So given the name I’m sure you can all figure out that the Bay of Islands has a lot of beaches and islands. I got to do a really cool boat tour that toured around the islands, sailed through a massive hole in a rock, saw dolphins, and stopped off at an island where, surprise surprise, I hiked. It was really nice to be out on the water although we did only see one dolphin right at the end, which means we didn’t get a refund and it wasn’t even a great sighting of that one dolphin. I really wanted to see whales or killer whales¬†as that is a life goal of mine, but oh well. I did spend a lot of time around beaches but because of the intense sun here, I avoided laying out in the sand or relaxing in the sun. Self preservation I guess.


Cape Regina/90 Mile Beach:

If you look at a map, Cape Regina is the very farthest North you can go in the country. It’s a great little park with a cool lighthouse and stunning views. I did a day trip up there that included wandering through a forest with massive old trees, sand boarding down dunes, visiting the lighthouse, and driving on 90 Mile Beach. 90 Mile Beach isn’t actually 90 miles and while being a beach, it is also a state highway. Driving down in on a massive tour bus was a pretty cool experience! As for the sand boarding, I’m not an adrenaline junkie so after doing the enormously steep climb up the sand dune, and sliding back down, I decided it maybe wasn’t for me. This was a really cool day trip and way to see the far North though!

Historic Bay of Islands:
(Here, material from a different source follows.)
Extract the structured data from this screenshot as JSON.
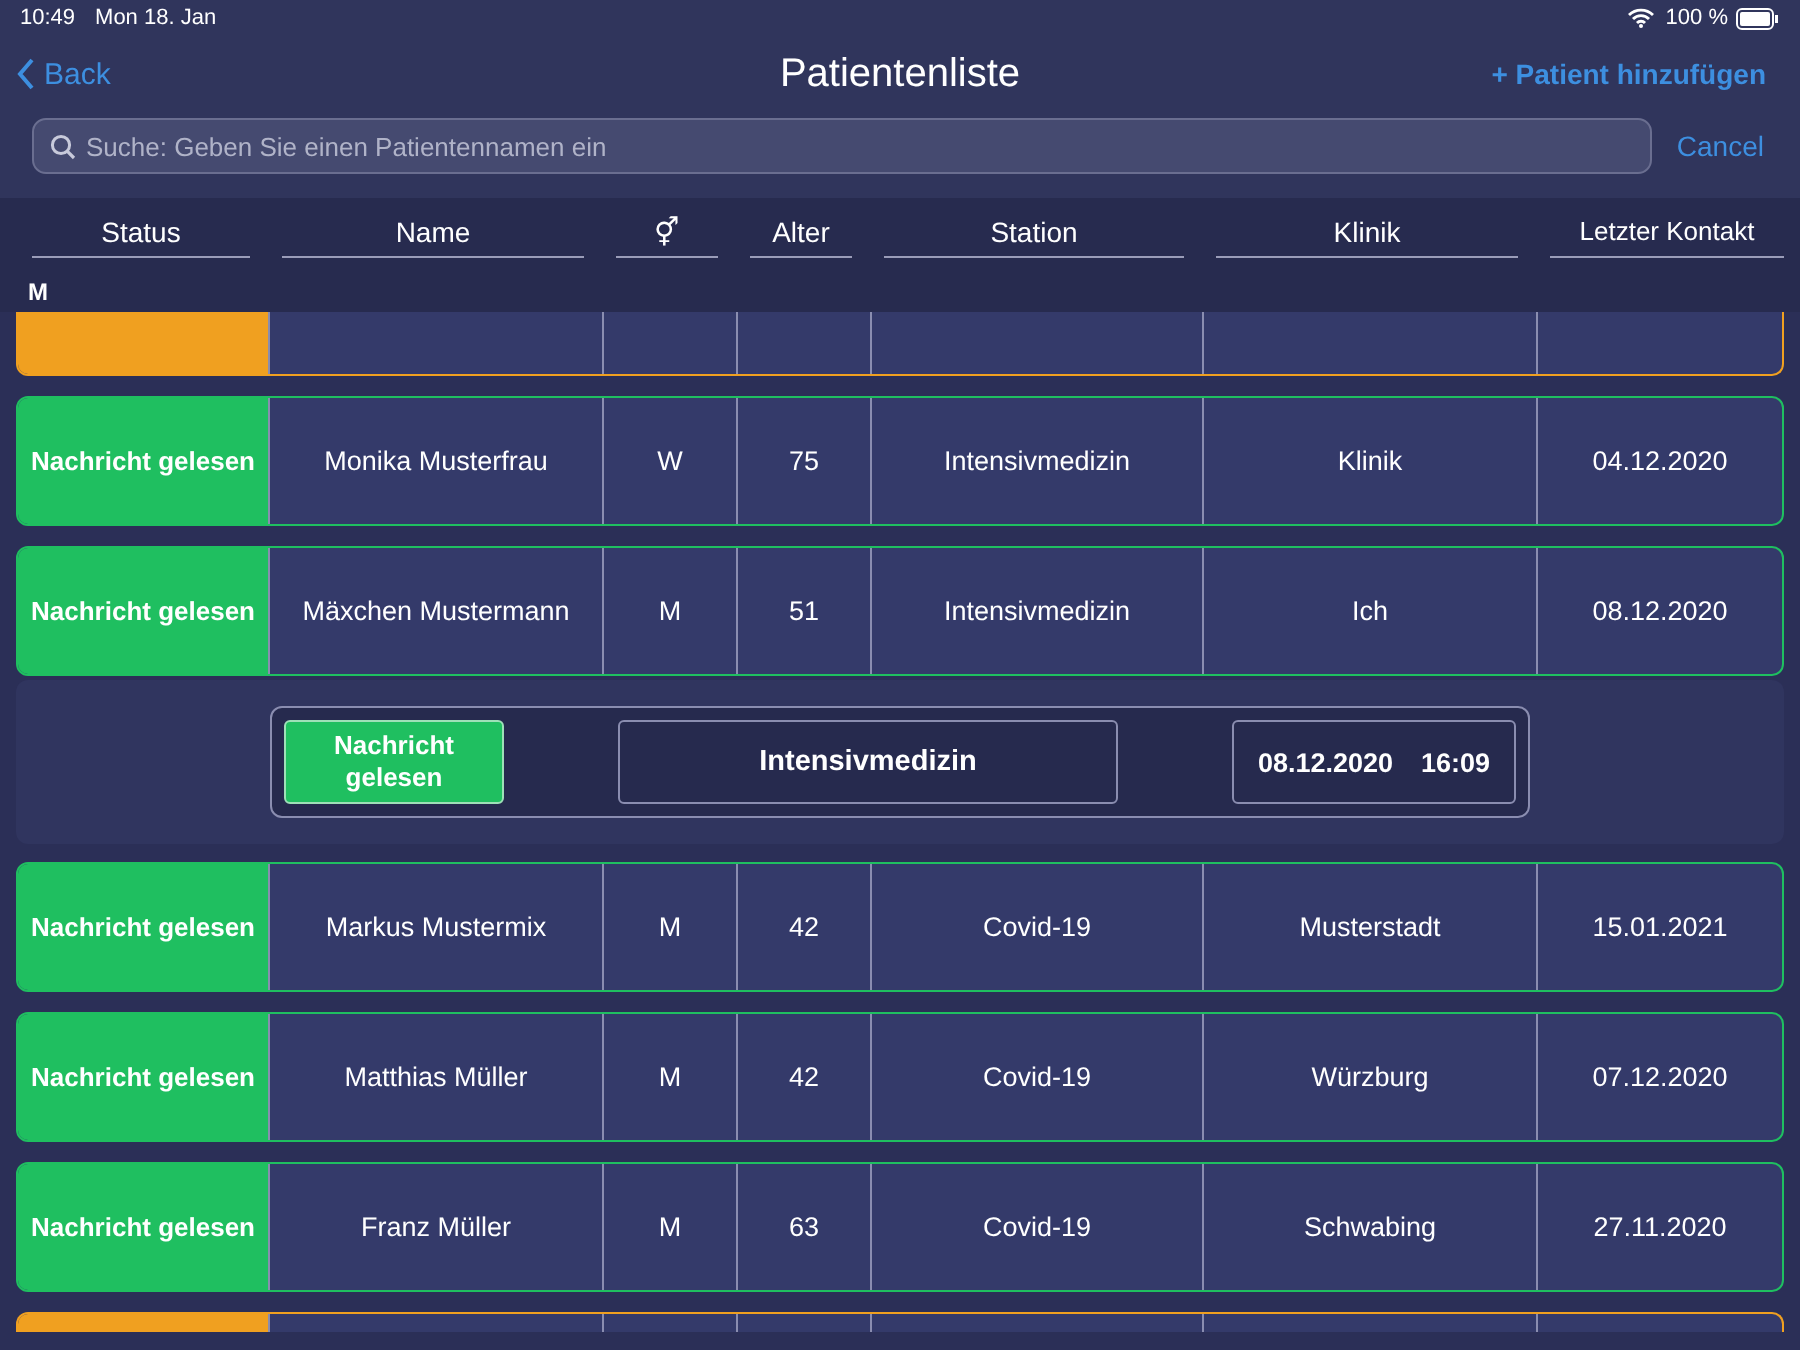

I didn’t know this before coming, but it turns out this area of the north is the birthplace of westernized/colonized New Zealand. It’s where the original Europeans landed and contains the site of the first capital of the country. I won’t bore everyone with a history lesson, but I found it fascinating! Right near Paihia is the Waitangi Treaty grounds, where the British and the Maori chiefs signed a treaty linking New Zealand and the crown. It’s an excellent sight full of cool information that I would suggest checking out. If only a certain C. Columbus took a page out of Captain Cook’s book for how to arrive and treat the locals.

 

Driving Around:

For two days up here I did rent a car. Because of the time I’ve spent in England and Bermuda, driving on the left wasn’t all that foreign an idea to me and I found it pretty easy, you just have to concentrate a lot! I covered 230miles around my first day and 170 the second. The roads here are the twistiest¬†and steepest I think I’ll ever drive, but also the most beautiful. It really feels like I’m driving through Hobbiton one day, the Virgin Islands the next, and rainy England after that. You do definitely experience the windward and leeward side of mountains here. It would be raining really hard for two minutes and then be absolutely dry for an hour and rain again ¬†after. There’s not much public transport up here, so renting a car was really the only way to see everything. Yes I did pull over safely to take all the pictures.

 

 

I think that just about covers everything I’ve done. It’s been really nice to settle and relax in one location after moving around a lot in the first five days here. I still miss my family at home but I am having fun and getting better at being alone. I’ve got an au pair orientation on Thursday and Friday and then I’m off to ¬†my host family and I start work. You can expect another post after I’ve settled in there. For the mean time, don’t let the giant orange cheeto running the US get you down! No one really cares about it over here, and it’s been quite refreshing to be out of the American news cycle loop. As always, check my VSCO, http://vsco.co/cstravels/images/1, and Facebook for more pictures!¬†